One doctor took an interest in some of the more mysterious ailments troubling the Civil War soldiers. Jacob Mendez Da Costa was appointed as a visiting physician at the military hospital in Philadelphia during the Civil War, and diagnosed something he called “irritable heart.” Da Costa studied some three hundred soldiers during the war, publishing his findings in 1871. Da Costa recognized that the problem no doubt existed throughout the history of warfare, and he believed that at least part of the cause was connected to sending civilians into battle without adequate training. The symptoms of “irritable heart” were consistent with what we would term anxiety attacks: heart palpitations, chest pain, shortness of breath, headaches, rapid pulse, dizziness, indigestion, and diarrhea.
While some of Da Costa’s patients made full recoveries after a long rest, others were plagued by recurring attacks for years. In one telling case, a patient attempted to return to work as a baker, but suffered from “frequent smothering sensations.” He improved when he quit his job and went to work on a farm, taking care of horses.
By World War I, Da Costa’s syndrome had been nicknamed “soldier’s heart” and was generally recognized by the medical profession, but the cause was still misunderstood. Some doctors theorized that “soldier’s heart” was caused by hyperthyroidism, constitutional instability, or infection, while others recommended simply ignoring the problem.
While Civil War doctors struggled to understand the causes and best treatment for “irritable heart” (anxiety attacks), other warning signs of post-traumatic stress disorder went unnoticed. Those warning signs include depression, nightmares, flashbacks, panic attacks, survivor’s guilt, emotional numbness, detachment from daily life, outbursts of anger, and an overwhelming sense of hopelessness.

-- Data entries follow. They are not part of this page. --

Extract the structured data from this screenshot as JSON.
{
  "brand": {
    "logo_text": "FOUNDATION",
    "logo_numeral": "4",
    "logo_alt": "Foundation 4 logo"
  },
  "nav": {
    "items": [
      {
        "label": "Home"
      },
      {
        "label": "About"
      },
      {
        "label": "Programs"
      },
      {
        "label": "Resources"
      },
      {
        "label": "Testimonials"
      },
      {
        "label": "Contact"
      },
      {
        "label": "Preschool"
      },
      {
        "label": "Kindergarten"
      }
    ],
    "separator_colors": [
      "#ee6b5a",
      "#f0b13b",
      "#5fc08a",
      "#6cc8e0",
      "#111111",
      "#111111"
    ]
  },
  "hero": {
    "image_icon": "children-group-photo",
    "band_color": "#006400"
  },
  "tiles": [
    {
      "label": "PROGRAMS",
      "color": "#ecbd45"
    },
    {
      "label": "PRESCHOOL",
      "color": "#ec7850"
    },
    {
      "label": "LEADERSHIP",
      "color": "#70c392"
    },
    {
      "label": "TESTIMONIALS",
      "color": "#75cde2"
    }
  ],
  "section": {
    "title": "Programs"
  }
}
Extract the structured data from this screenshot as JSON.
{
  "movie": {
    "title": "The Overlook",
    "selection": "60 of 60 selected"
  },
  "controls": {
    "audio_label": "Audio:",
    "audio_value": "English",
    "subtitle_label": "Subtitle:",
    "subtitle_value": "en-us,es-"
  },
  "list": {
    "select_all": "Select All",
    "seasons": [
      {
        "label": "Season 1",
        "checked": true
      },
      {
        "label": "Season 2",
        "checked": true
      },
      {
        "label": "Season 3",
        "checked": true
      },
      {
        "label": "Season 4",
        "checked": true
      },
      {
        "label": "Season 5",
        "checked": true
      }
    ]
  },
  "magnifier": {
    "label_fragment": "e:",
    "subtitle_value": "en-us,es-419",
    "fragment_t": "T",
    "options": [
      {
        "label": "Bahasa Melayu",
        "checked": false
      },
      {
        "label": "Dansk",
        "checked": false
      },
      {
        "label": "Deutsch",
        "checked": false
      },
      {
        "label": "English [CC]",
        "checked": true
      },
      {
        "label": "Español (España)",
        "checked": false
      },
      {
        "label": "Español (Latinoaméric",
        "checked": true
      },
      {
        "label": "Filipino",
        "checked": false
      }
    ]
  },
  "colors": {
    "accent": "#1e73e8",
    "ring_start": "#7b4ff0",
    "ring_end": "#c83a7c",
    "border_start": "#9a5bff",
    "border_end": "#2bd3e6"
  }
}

Cornwall’s Captain Edward Gold appears to have suffered from debilitating PTSD. In 1890, his cousin wrote that “I think the exposure and responsibility of his soldier’s experience unsettled his mind.” Two Cornwall soldiers are known to have committed suicide after returning home. Newton W. Cogswell, who served in Company B of the Connecticut Second Heavy Artillery and who was wounded at the Battle of Cold Harbor, killed himself in 1876. John Tully, who served in Company G of the Second Heavy Artillery, committed suicide in 1881.
The aftermath of the Civil War and the enduring trauma suffered by its soldiers led to the creation of homes for soldiers and war orphans. Some of the soldiers who were so severely traumatized that they were unable to return to daily life wound up in the newly created Connecticut Hospital for the Insane. Countless others, however, struggled on their own to return to their lives. Theodore Sedgwick Gold, in his 1877 history of Cornwall wrote, “Political economists, in attempting to account for the present hart times, for the stagnation in business, fail to take account of one important element—the immense loss the country sustained in so many of her most enterprising, active young men, who now, in the prime of life, would have been foremost in every enterprise.” Gold was referring only to the soldiers who died, but his observation applies just as much to men like Captain Edward Gold, who survived the war, but never returned to normal.